You may criticise this and say it is politics, and the Court should be more assertive, but on the other hand, it is about the survival of an institution. If you believe the institution in an historical context is doing more good than bad, and it is actually contributing to the protection of human rights, then you will take the view that it is better to have it, rather than having all the Member States, particularly larger ones, leaving the system because they cannot live with it.
With respect to this pressure, he then adds:
It is not necessarily conscious in the minds of judges, but this is a trend that I believe I saw there. Maybe I am not reading it correctly, but in my opinion, the Court is being less assertive than it has been in the past.
How else might one view the development which former Judge Thór Björgvinsson identifies? His fear – which he has articulated more fully in a working paper available here – is that the Court has, over the years, ‘built up a ‘moral capital’ in the minds of the public in Europe’, but that this is now at risk by what he sees as the Court’s current appeasement approach.
Temporary appeasement or a new ‘age of subsidiarity’?
Of course, former Judge Thór Björgvinsson is not the first person to suggest that there has been a shift of approach on the Court’s part in recent years, that it may be in an appeasement mode, and that this may be reflected in certain judgments that are perceived to be more conservative and less intrusive than they might otherwise have been.
What is of real interest, however, is the frank comments made by someone who was an insider for nearly a decade prior to 2013. It is also noteworthy that, if I have understood the former Judge’s views correctly, he is of the view that the less assertive stance being adopted is not as a result of a formal or even necessarily conscious policy on the part of the Court, but that it is almost a sub-conscious reaction to the recent climate of hostility directed at it. That might suggest that the Court is in a temporary phase of appeasement (if that is what it actually is) – ‘temporary’, i.e. assuming a time ahead when the pressure will lift on the Court, leaving it with a greater latitude to rule on cases with less fear of the consequences (in terms of hostile State reactions).
In contrast to this, it is worth adding that another Strasbourg Judge – Judge Spano (who joined the Court in 2013) – appears to have suggested that certain of the rulings which could be seen as marking a less assertive Court are explained by its better approach to, and greater articulation by it of, the principle of subsidiarity and the margin of appreciation (cf former Judge Thór Björgvinsson’s comments about greater reliance on ‘margin of appreciation and subsidiarity’). To that extent he suggests that the Court could (deliberate emphasis) be embarking on a new ‘age of subsidiarity’. Simply put (for it is much more complex than this) the position here is that the Court will pay due deference to the positions adopted by national authorities provided that they have fully embraced Convention standards as part of the preceding, domestic consideration of the case or matter.
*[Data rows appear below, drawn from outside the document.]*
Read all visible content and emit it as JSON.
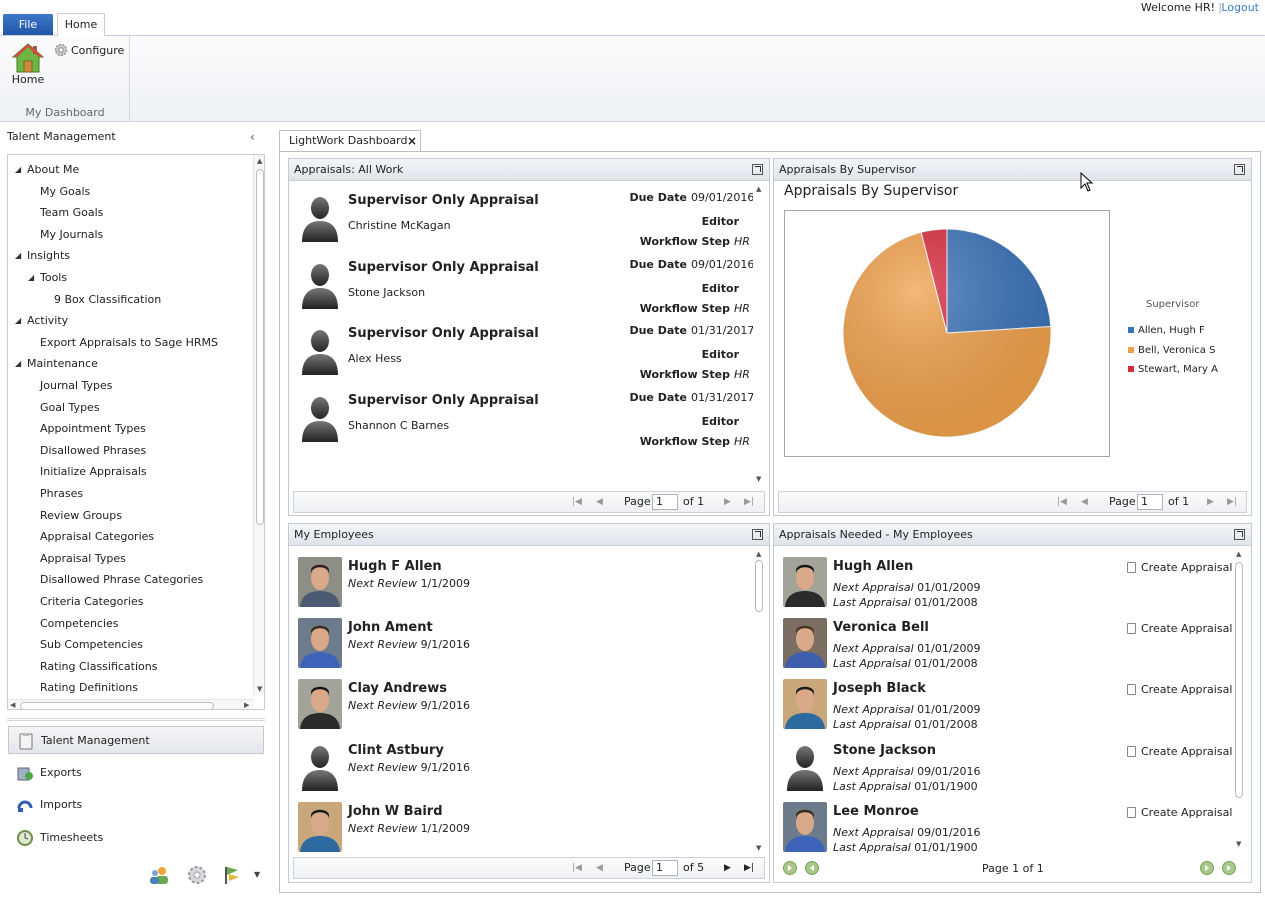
{
  "topbar": {
    "file_tab": "File",
    "home_tab": "Home",
    "welcome": "Welcome HR!",
    "separator": "|",
    "logout": "Logout"
  },
  "ribbon": {
    "home_label": "Home",
    "configure_label": "Configure",
    "group_label": "My Dashboard"
  },
  "sidebar": {
    "header": "Talent Management",
    "collapse_glyph": "‹",
    "tree": [
      {
        "label": "About Me",
        "level": 0,
        "expandable": true
      },
      {
        "label": "My Goals",
        "level": 1
      },
      {
        "label": "Team Goals",
        "level": 1
      },
      {
        "label": "My Journals",
        "level": 1
      },
      {
        "label": "Insights",
        "level": 0,
        "expandable": true
      },
      {
        "label": "Tools",
        "level": 1,
        "expandable": true
      },
      {
        "label": "9 Box Classification",
        "level": 2
      },
      {
        "label": "Activity",
        "level": 0,
        "expandable": true
      },
      {
        "label": "Export Appraisals to Sage HRMS",
        "level": 1
      },
      {
        "label": "Maintenance",
        "level": 0,
        "expandable": true
      },
      {
        "label": "Journal Types",
        "level": 1
      },
      {
        "label": "Goal Types",
        "level": 1
      },
      {
        "label": "Appointment Types",
        "level": 1
      },
      {
        "label": "Disallowed Phrases",
        "level": 1
      },
      {
        "label": "Initialize Appraisals",
        "level": 1
      },
      {
        "label": "Phrases",
        "level": 1
      },
      {
        "label": "Review Groups",
        "level": 1
      },
      {
        "label": "Appraisal Categories",
        "level": 1
      },
      {
        "label": "Appraisal Types",
        "level": 1
      },
      {
        "label": "Disallowed Phrase Categories",
        "level": 1
      },
      {
        "label": "Criteria Categories",
        "level": 1
      },
      {
        "label": "Competencies",
        "level": 1
      },
      {
        "label": "Sub Competencies",
        "level": 1
      },
      {
        "label": "Rating Classifications",
        "level": 1
      },
      {
        "label": "Rating Definitions",
        "level": 1
      }
    ],
    "nav": [
      {
        "label": "Talent Management",
        "icon": "clipboard-icon",
        "active": true
      },
      {
        "label": "Exports",
        "icon": "export-icon",
        "active": false
      },
      {
        "label": "Imports",
        "icon": "import-icon",
        "active": false
      },
      {
        "label": "Timesheets",
        "icon": "timesheet-icon",
        "active": false
      }
    ]
  },
  "doc_tab": {
    "label": "LightWork Dashboard",
    "close": "×"
  },
  "panels": {
    "all_work": {
      "title": "Appraisals: All Work",
      "labels": {
        "due": "Due Date",
        "editor": "Editor",
        "step": "Workflow Step"
      },
      "items": [
        {
          "title": "Supervisor Only Appraisal",
          "employee": "Christine  McKagan",
          "due": "09/01/2016",
          "step": "HR"
        },
        {
          "title": "Supervisor Only Appraisal",
          "employee": "Stone  Jackson",
          "due": "09/01/2016",
          "step": "HR"
        },
        {
          "title": "Supervisor Only Appraisal",
          "employee": "Alex  Hess",
          "due": "01/31/2017",
          "step": "HR"
        },
        {
          "title": "Supervisor Only Appraisal",
          "employee": "Shannon C Barnes",
          "due": "01/31/2017",
          "step": "HR"
        }
      ],
      "pager": {
        "page_label": "Page",
        "page": "1",
        "of": "of 1"
      }
    },
    "by_supervisor": {
      "title": "Appraisals By Supervisor",
      "pager": {
        "page_label": "Page",
        "page": "1",
        "of": "of 1"
      }
    },
    "my_employees": {
      "title": "My Employees",
      "review_label": "Next Review",
      "items": [
        {
          "name": "Hugh F Allen",
          "review": "1/1/2009",
          "photo": "photo"
        },
        {
          "name": "John Ament",
          "review": "9/1/2016",
          "photo": "photo"
        },
        {
          "name": "Clay Andrews",
          "review": "9/1/2016",
          "photo": "photo"
        },
        {
          "name": "Clint Astbury",
          "review": "9/1/2016",
          "photo": "silhouette"
        },
        {
          "name": "John W Baird",
          "review": "1/1/2009",
          "photo": "photo"
        }
      ],
      "pager": {
        "page_label": "Page",
        "page": "1",
        "of": "of 5"
      }
    },
    "needed": {
      "title": "Appraisals Needed - My Employees",
      "next_label": "Next Appraisal",
      "last_label": "Last Appraisal",
      "create_label": "Create Appraisal",
      "items": [
        {
          "name": "Hugh Allen",
          "next": "01/01/2009",
          "last": "01/01/2008",
          "photo": "photo"
        },
        {
          "name": "Veronica Bell",
          "next": "01/01/2009",
          "last": "01/01/2008",
          "photo": "photo"
        },
        {
          "name": "Joseph Black",
          "next": "01/01/2009",
          "last": "01/01/2008",
          "photo": "photo"
        },
        {
          "name": "Stone Jackson",
          "next": "09/01/2016",
          "last": "01/01/1900",
          "photo": "silhouette"
        },
        {
          "name": "Lee Monroe",
          "next": "09/01/2016",
          "last": "01/01/1900",
          "photo": "photo"
        }
      ],
      "pager_text": "Page 1 of 1"
    }
  },
  "chart_data": {
    "type": "pie",
    "title": "Appraisals By Supervisor",
    "legend_title": "Supervisor",
    "legend_position": "right",
    "slices": [
      {
        "name": "Allen, Hugh F",
        "value": 24,
        "color": "#3a72b8"
      },
      {
        "name": "Bell, Veronica S",
        "value": 72,
        "color": "#f0a04a"
      },
      {
        "name": "Stewart, Mary A",
        "value": 4,
        "color": "#d8283c"
      }
    ]
  }
}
* the original posting stated, in error, that former Judge Thór Björgvinsson was the ‘Danish’ judge on the Court. In fact, he was the ‘Icelandic’ judge – thank you to Graham Butler for pointing this out.
The full interview with former Judge Thór Björgvinsson is well worth reading, as its former Judge Thór Björgvinsson’s working paper. Further details may be found at iCourts, the Danish National Research Foundation’s Centre of Excellence for International Courts.
The formal citation for the article referred to above is: Butler, G. (2015). A Political Decision Disguised as Legal Argument? Opinion 2/13 and European Union Accession to the European Convention on Human Rights. Utrecht Journal of International and European Law, 31(81), 104 – 111).